Excerpts from a dataset:
————

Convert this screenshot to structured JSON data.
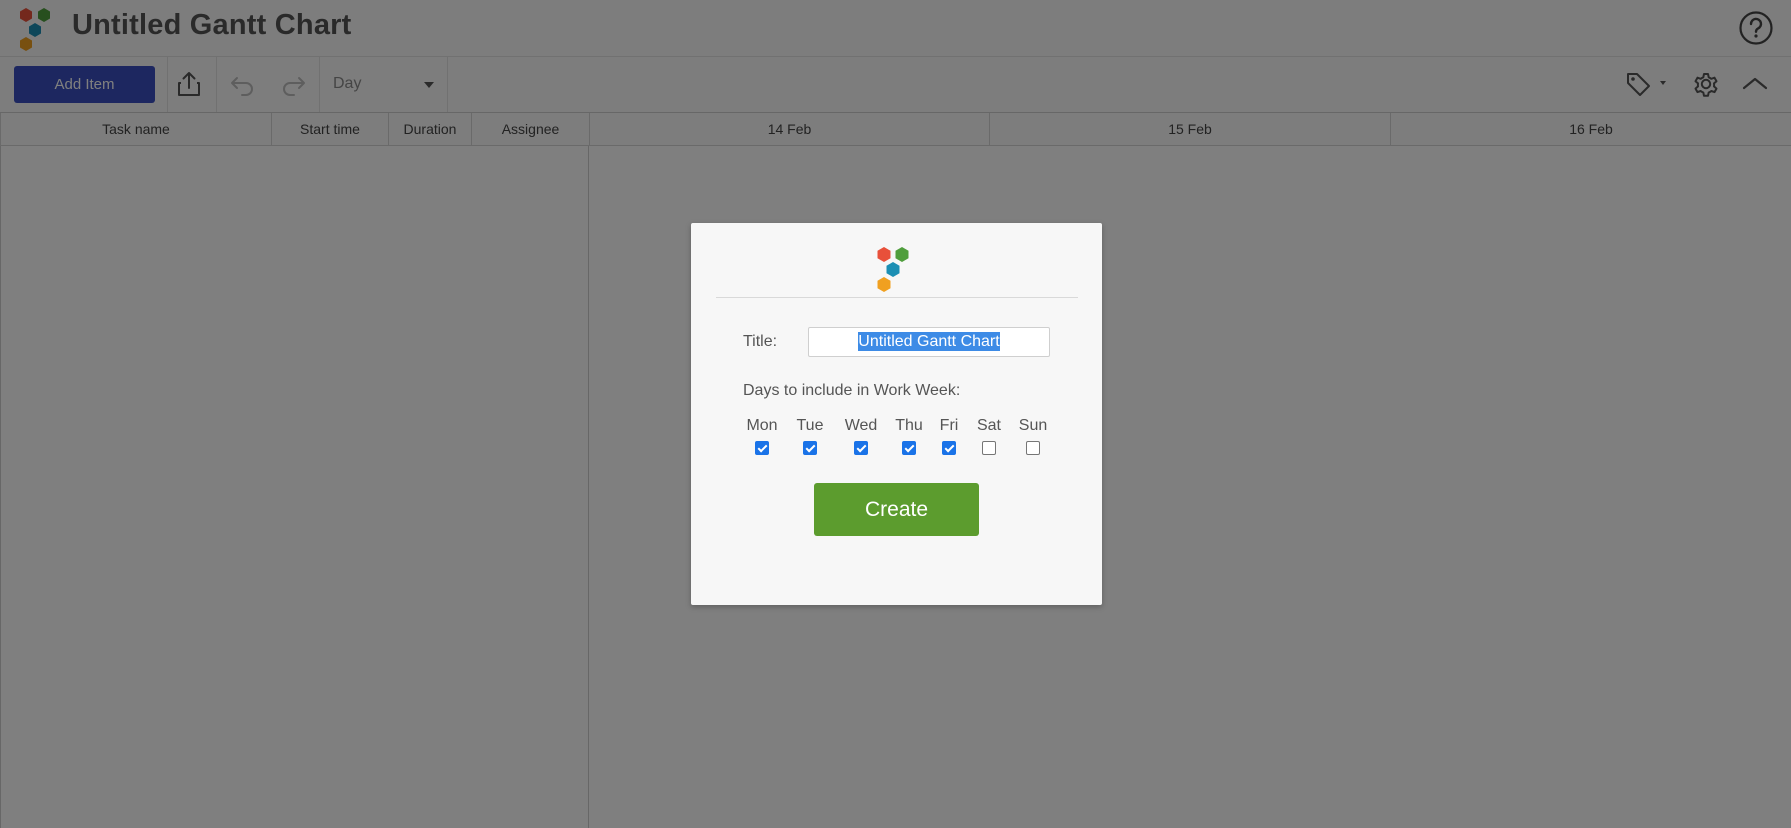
{
  "header": {
    "title": "Untitled Gantt Chart",
    "help_icon": "help-circle-icon"
  },
  "toolbar": {
    "add_item_label": "Add Item",
    "export_icon": "share-upload-icon",
    "undo_icon": "undo-icon",
    "redo_icon": "redo-icon",
    "view_value": "Day",
    "tag_icon": "tag-icon",
    "settings_icon": "gear-icon",
    "collapse_icon": "chevron-up-icon"
  },
  "grid": {
    "columns": [
      "Task name",
      "Start time",
      "Duration",
      "Assignee"
    ],
    "dates": [
      "14 Feb",
      "15 Feb",
      "16 Feb"
    ]
  },
  "modal": {
    "title_label": "Title:",
    "title_value": "Untitled Gantt Chart",
    "workweek_label": "Days to include in Work Week:",
    "days": [
      {
        "name": "Mon",
        "checked": true
      },
      {
        "name": "Tue",
        "checked": true
      },
      {
        "name": "Wed",
        "checked": true
      },
      {
        "name": "Thu",
        "checked": true
      },
      {
        "name": "Fri",
        "checked": true
      },
      {
        "name": "Sat",
        "checked": false
      },
      {
        "name": "Sun",
        "checked": false
      }
    ],
    "create_label": "Create"
  },
  "colors": {
    "brand_blue": "#3a4fc0",
    "create_green": "#5c9c2e",
    "hex_red": "#e8503a",
    "hex_green": "#4f9e3c",
    "hex_teal": "#1c8fb4",
    "hex_orange": "#f0a020"
  }
}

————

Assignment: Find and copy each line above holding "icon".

Answer to this exercise:
    "help_icon": "help-circle-icon"
    "export_icon": "share-upload-icon",
    "undo_icon": "undo-icon",
    "redo_icon": "redo-icon",
    "tag_icon": "tag-icon",
    "settings_icon": "gear-icon",
    "collapse_icon": "chevron-up-icon"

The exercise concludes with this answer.